• _Problem details_: Omitting every picture, output the records below exactly, please.
* * * *
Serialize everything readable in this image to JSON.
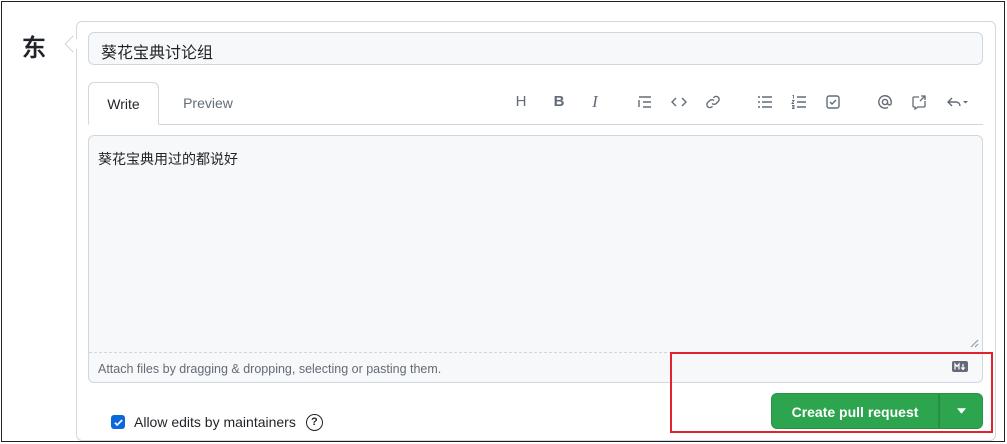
{
  "avatar_char": "东",
  "title_value": "葵花宝典讨论组",
  "tabs": {
    "write": "Write",
    "preview": "Preview"
  },
  "toolbar": {
    "heading": "H",
    "bold": "B",
    "italic": "I"
  },
  "editor": {
    "body_text": "葵花宝典用过的都说好",
    "attach_hint": "Attach files by dragging & dropping, selecting or pasting them."
  },
  "allow_edits": {
    "label": "Allow edits by maintainers",
    "checked": true,
    "help": "?"
  },
  "submit": {
    "label": "Create pull request"
  },
  "colors": {
    "primary_button": "#2da44e",
    "checkbox": "#0969da",
    "highlight": "#e0232e"
  }
}
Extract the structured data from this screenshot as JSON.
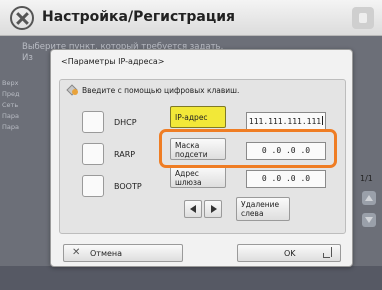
{
  "title": "Настройка/Регистрация",
  "background": {
    "instruction_line1": "Выберите пункт, который требуется задать.",
    "instruction_line2": "Из",
    "list_items": [
      "Верх",
      "Пред",
      "Сеть",
      "Пара",
      "Пара"
    ],
    "page_indicator": "1/1"
  },
  "dialog": {
    "title": "<Параметры IP-адреса>",
    "hint": "Введите с помощью цифровых клавиш.",
    "checkboxes": [
      {
        "label": "DHCP",
        "checked": false
      },
      {
        "label": "RARP",
        "checked": false
      },
      {
        "label": "BOOTP",
        "checked": false
      }
    ],
    "fields": [
      {
        "label": "IP-адрес",
        "value": "111.111.111.111",
        "active": true
      },
      {
        "label": "Маска подсети",
        "value": "0 .0 .0 .0",
        "active": false
      },
      {
        "label": "Адрес шлюза",
        "value": "0 .0 .0 .0",
        "active": false
      }
    ],
    "delete_label": "Удаление слева",
    "cancel_label": "Отмена",
    "ok_label": "OK"
  },
  "colors": {
    "highlight": "#ef7d24",
    "active_field": "#f2e838"
  }
}
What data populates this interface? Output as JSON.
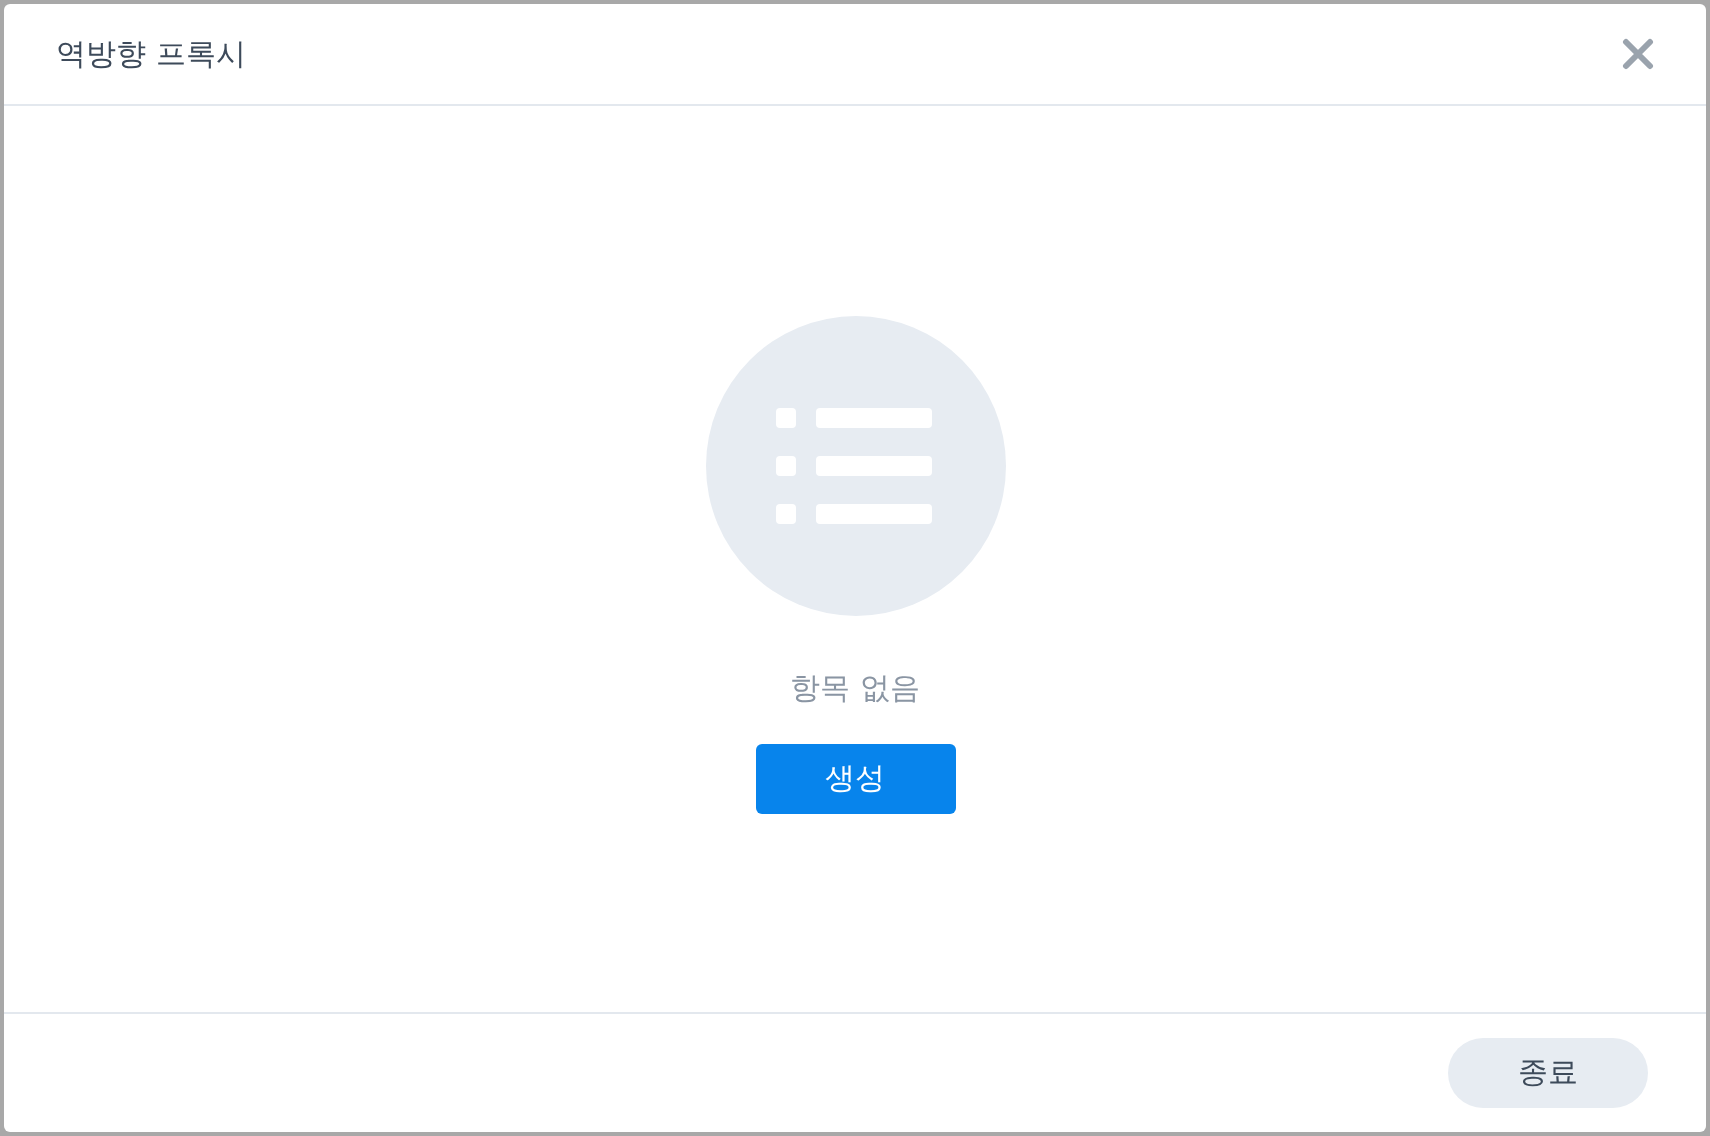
{
  "dialog": {
    "title": "역방향 프록시"
  },
  "empty_state": {
    "message": "항목 없음",
    "create_button": "생성"
  },
  "footer": {
    "buttons": [
      "종료"
    ]
  }
}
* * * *
• _Output for this exercise_:
Serialize everything readable in this image to JSON.
{
  "avatar_char": "东",
  "title_value": "葵花宝典讨论组",
  "tabs": {
    "write": "Write",
    "preview": "Preview"
  },
  "toolbar": {
    "heading": "H",
    "bold": "B",
    "italic": "I"
  },
  "editor": {
    "body_text": "葵花宝典用过的都说好",
    "attach_hint": "Attach files by dragging & dropping, selecting or pasting them."
  },
  "allow_edits": {
    "label": "Allow edits by maintainers",
    "checked": true,
    "help": "?"
  },
  "submit": {
    "label": "Create pull request"
  },
  "colors": {
    "primary_button": "#2da44e",
    "checkbox": "#0969da",
    "highlight": "#e0232e"
  }
}
Extract the structured data from this screenshot as JSON.
{
  "title": "Настройка/Регистрация",
  "background": {
    "instruction_line1": "Выберите пункт, который требуется задать.",
    "instruction_line2": "Из",
    "list_items": [
      "Верх",
      "Пред",
      "Сеть",
      "Пара",
      "Пара"
    ],
    "page_indicator": "1/1"
  },
  "dialog": {
    "title": "<Параметры IP-адреса>",
    "hint": "Введите с помощью цифровых клавиш.",
    "checkboxes": [
      {
        "label": "DHCP",
        "checked": false
      },
      {
        "label": "RARP",
        "checked": false
      },
      {
        "label": "BOOTP",
        "checked": false
      }
    ],
    "fields": [
      {
        "label": "IP-адрес",
        "value": "111.111.111.111",
        "active": true
      },
      {
        "label": "Маска подсети",
        "value": "0 .0 .0 .0",
        "active": false
      },
      {
        "label": "Адрес шлюза",
        "value": "0 .0 .0 .0",
        "active": false
      }
    ],
    "delete_label": "Удаление слева",
    "cancel_label": "Отмена",
    "ok_label": "OK"
  },
  "colors": {
    "highlight": "#ef7d24",
    "active_field": "#f2e838"
  }
}
What data populates this interface? Output as JSON.
{
  "dialog": {
    "title": "역방향 프록시"
  },
  "empty_state": {
    "message": "항목 없음",
    "create_button": "생성"
  },
  "footer": {
    "buttons": [
      "종료"
    ]
  }
}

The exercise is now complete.